256-bit refers to the size of the cryptographic key used in encryption algorithms. In computing, encryption is the process of converting plain text into a coded message that can only be read by authorized parties who possess the decryption key. The strength of encryption is determined by the length of the key used.
The longer the key, the more difficult it is for an attacker to crack the encryption and access the plaintext data. A 256-bit encryption key is considered highly secure and is used in many applications that require strong encryption, such as online banking, e-commerce, and secure communication.

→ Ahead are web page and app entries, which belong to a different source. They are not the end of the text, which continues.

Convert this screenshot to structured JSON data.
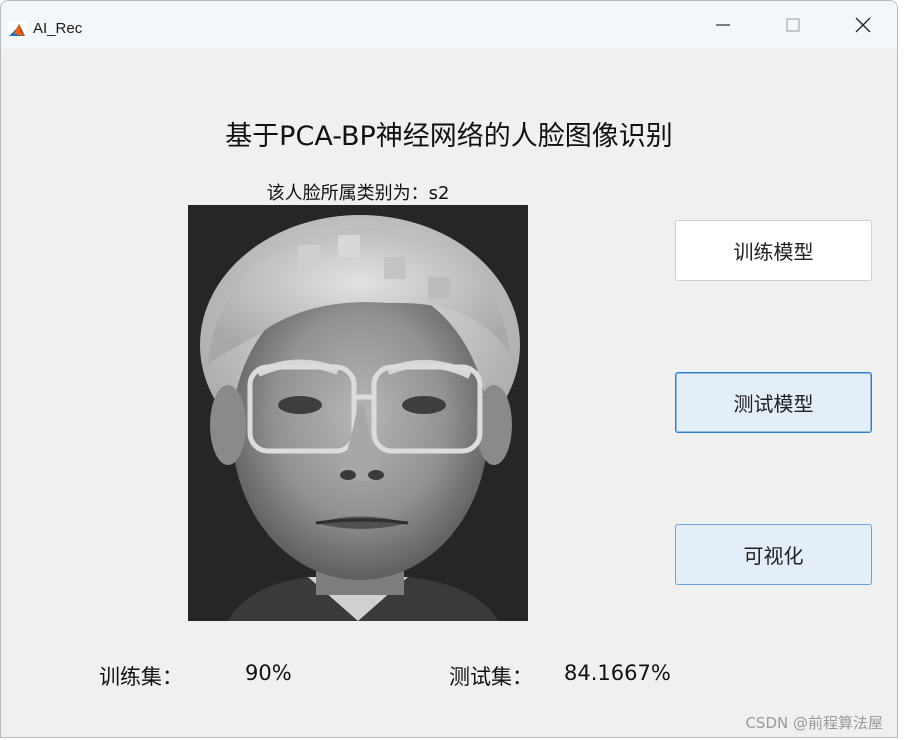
{
  "window": {
    "title": "AI_Rec"
  },
  "main": {
    "heading": "基于PCA-BP神经网络的人脸图像识别",
    "result_text": "该人脸所属类别为：s2"
  },
  "buttons": {
    "train": "训练模型",
    "test": "测试模型",
    "visualize": "可视化"
  },
  "stats": {
    "train_label": "训练集：",
    "train_value": "90%",
    "test_label": "测试集：",
    "test_value": "84.1667%"
  },
  "watermark": "CSDN @前程算法屋",
  "colors": {
    "window_bg": "#f0f0f0",
    "titlebar_bg": "#f4f7fa",
    "button_active_border": "#2a7fd4",
    "button_active_bg": "#e3eef8"
  }
}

The number of possible combinations of 256-bit keys is astronomical, making it virtually impossible to brute-force attack or guess the key. To put this into perspective, a 256-bit key has 2^256 possible combinations, which is approximately 1.15 x 10^77.
To put it another way, if every atom in the observable universe were a computer capable of processing one combination per second, it would take billions of years to exhaust all possible combinations. The use of 256-bit encryption is crucial for protecting sensitive information, such as credit card numbers, passwords, and personal data.

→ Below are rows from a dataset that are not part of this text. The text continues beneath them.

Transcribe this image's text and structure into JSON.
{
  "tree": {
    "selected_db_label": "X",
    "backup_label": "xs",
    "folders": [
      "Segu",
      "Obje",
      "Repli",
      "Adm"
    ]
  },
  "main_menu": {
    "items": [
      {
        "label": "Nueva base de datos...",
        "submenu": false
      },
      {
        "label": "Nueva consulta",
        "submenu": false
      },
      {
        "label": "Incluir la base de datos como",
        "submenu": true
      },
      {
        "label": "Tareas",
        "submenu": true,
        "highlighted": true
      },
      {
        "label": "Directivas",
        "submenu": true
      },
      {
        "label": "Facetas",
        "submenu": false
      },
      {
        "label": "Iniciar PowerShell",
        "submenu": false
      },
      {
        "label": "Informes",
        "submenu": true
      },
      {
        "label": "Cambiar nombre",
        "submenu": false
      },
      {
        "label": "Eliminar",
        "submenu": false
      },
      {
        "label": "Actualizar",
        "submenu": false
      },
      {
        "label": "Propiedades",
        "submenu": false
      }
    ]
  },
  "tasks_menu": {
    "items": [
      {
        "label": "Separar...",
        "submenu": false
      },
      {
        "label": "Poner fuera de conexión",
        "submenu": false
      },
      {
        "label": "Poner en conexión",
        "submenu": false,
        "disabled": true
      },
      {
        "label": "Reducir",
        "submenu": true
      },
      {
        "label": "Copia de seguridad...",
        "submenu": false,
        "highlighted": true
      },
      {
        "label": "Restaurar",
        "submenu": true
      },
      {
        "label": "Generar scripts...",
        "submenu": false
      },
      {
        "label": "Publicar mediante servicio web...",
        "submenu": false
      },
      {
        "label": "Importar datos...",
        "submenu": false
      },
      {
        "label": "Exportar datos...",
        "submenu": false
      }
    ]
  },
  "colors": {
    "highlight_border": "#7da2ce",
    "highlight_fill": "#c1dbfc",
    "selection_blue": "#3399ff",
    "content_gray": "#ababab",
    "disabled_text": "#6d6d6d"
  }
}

It ensures that data is kept confidential, integrity is maintained, and it can only be accessed by those who are authorized to do so. Additionally, 256-bit encryption is resistant to attacks from quantum computers, which have the potential to break some of the commonly used encryption methods. As a result, it is likely to remain a strong and reliable method of encryption for many years to come.